• AIM OF THE TASK: What is needed here is every line of the records that includes "подпись".

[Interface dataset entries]
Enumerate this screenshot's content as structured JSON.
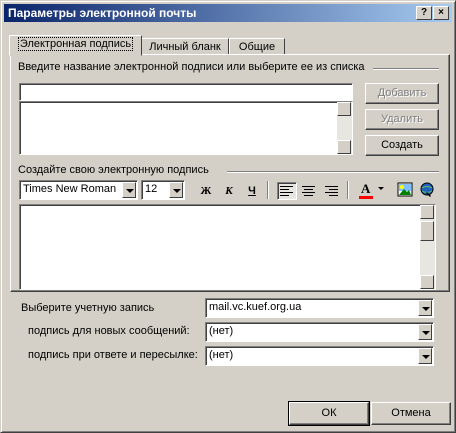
{
  "window": {
    "title": "Параметры электронной почты",
    "help_btn": "?",
    "close_btn": "×"
  },
  "tabs": [
    {
      "label": "Электронная подпись",
      "active": true
    },
    {
      "label": "Личный бланк"
    },
    {
      "label": "Общие"
    }
  ],
  "signature_group": {
    "caption": "Введите название электронной подписи или выберите ее из списка",
    "name_value": "",
    "add_label": "Добавить",
    "delete_label": "Удалить",
    "create_label": "Создать"
  },
  "editor_group": {
    "caption": "Создайте свою электронную подпись",
    "font_name": "Times New Roman",
    "font_size": "12",
    "bold": "Ж",
    "italic": "К",
    "underline": "Ч",
    "font_color_letter": "A",
    "body_text": ""
  },
  "account": {
    "label": "Выберите учетную запись",
    "value": "mail.vc.kuef.org.ua",
    "new_label": "подпись для новых сообщений:",
    "new_value": "(нет)",
    "reply_label": "подпись при ответе и пересылке:",
    "reply_value": "(нет)"
  },
  "footer": {
    "ok_label": "ОК",
    "cancel_label": "Отмена"
  },
  "colors": {
    "face": "#d4d0c8",
    "title_start": "#0a246a",
    "title_end": "#a6caf0",
    "font_color_bar": "#ff0000"
  }
}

• SOLUTION FOR THIS PROBLEM:
      "label": "Электронная подпись",
    "caption": "Создайте свою электронную подпись",
    "new_label": "подпись для новых сообщений:",
    "reply_label": "подпись при ответе и пересылке:",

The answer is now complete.